Top of DATA EXTRACTS

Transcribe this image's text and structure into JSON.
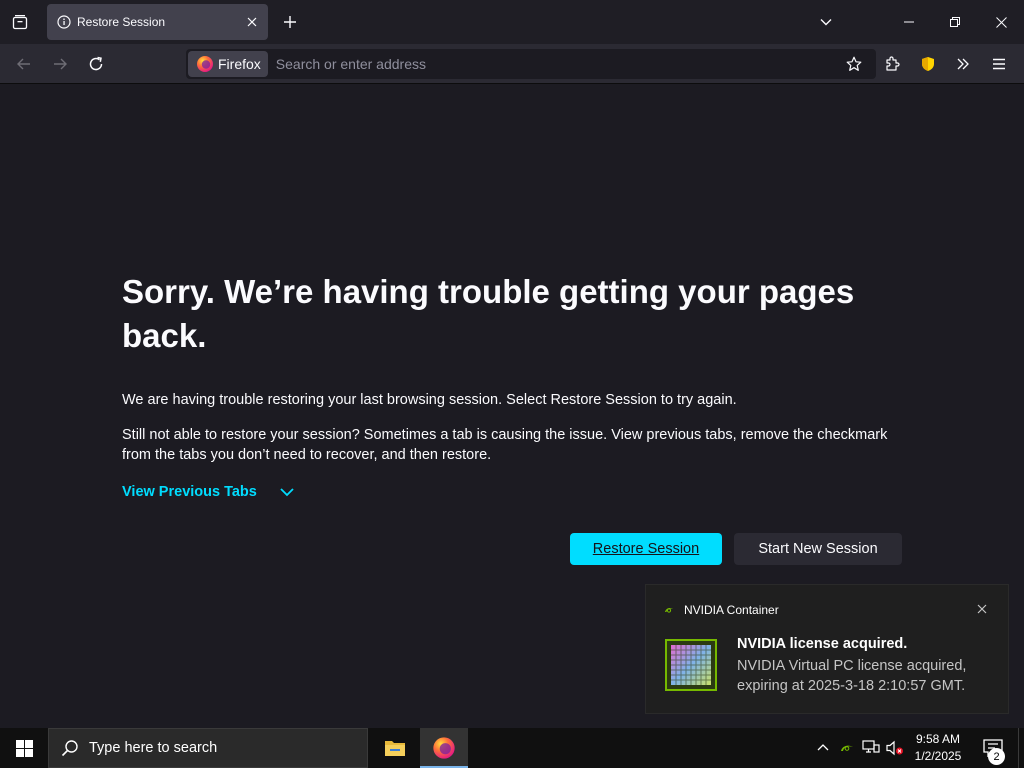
{
  "browser": {
    "tab": {
      "title": "Restore Session"
    },
    "identity_label": "Firefox",
    "urlbar_placeholder": "Search or enter address"
  },
  "page": {
    "title": "Sorry. We’re having trouble getting your pages back.",
    "paragraph1": "We are having trouble restoring your last browsing session. Select Restore Session to try again.",
    "paragraph2": "Still not able to restore your session? Sometimes a tab is causing the issue. View previous tabs, remove the checkmark from the tabs you don’t need to recover, and then restore.",
    "view_previous_tabs": "View Previous Tabs",
    "restore_button": "Restore Session",
    "new_session_button": "Start New Session"
  },
  "notification": {
    "app_name": "NVIDIA Container",
    "title": "NVIDIA license acquired.",
    "body": "NVIDIA Virtual PC license acquired, expiring at 2025-3-18 2:10:57 GMT."
  },
  "taskbar": {
    "search_placeholder": "Type here to search",
    "time": "9:58 AM",
    "date": "1/2/2025",
    "notification_count": "2"
  },
  "colors": {
    "accent": "#00ddff",
    "page_background": "#1c1b22",
    "nvidia_green": "#76b900"
  },
  "icons": [
    "tab-manager-icon",
    "info-icon",
    "close-icon",
    "plus-icon",
    "chevron-down-icon",
    "minimize-icon",
    "restore-icon",
    "back-icon",
    "forward-icon",
    "reload-icon",
    "firefox-icon",
    "star-icon",
    "extensions-icon",
    "shield-icon",
    "overflow-icon",
    "menu-icon",
    "windows-icon",
    "search-icon",
    "file-explorer-icon",
    "network-icon",
    "volume-muted-icon",
    "action-center-icon"
  ]
}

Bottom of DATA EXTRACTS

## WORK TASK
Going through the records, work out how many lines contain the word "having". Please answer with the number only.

## WRITTEN SOLUTION
2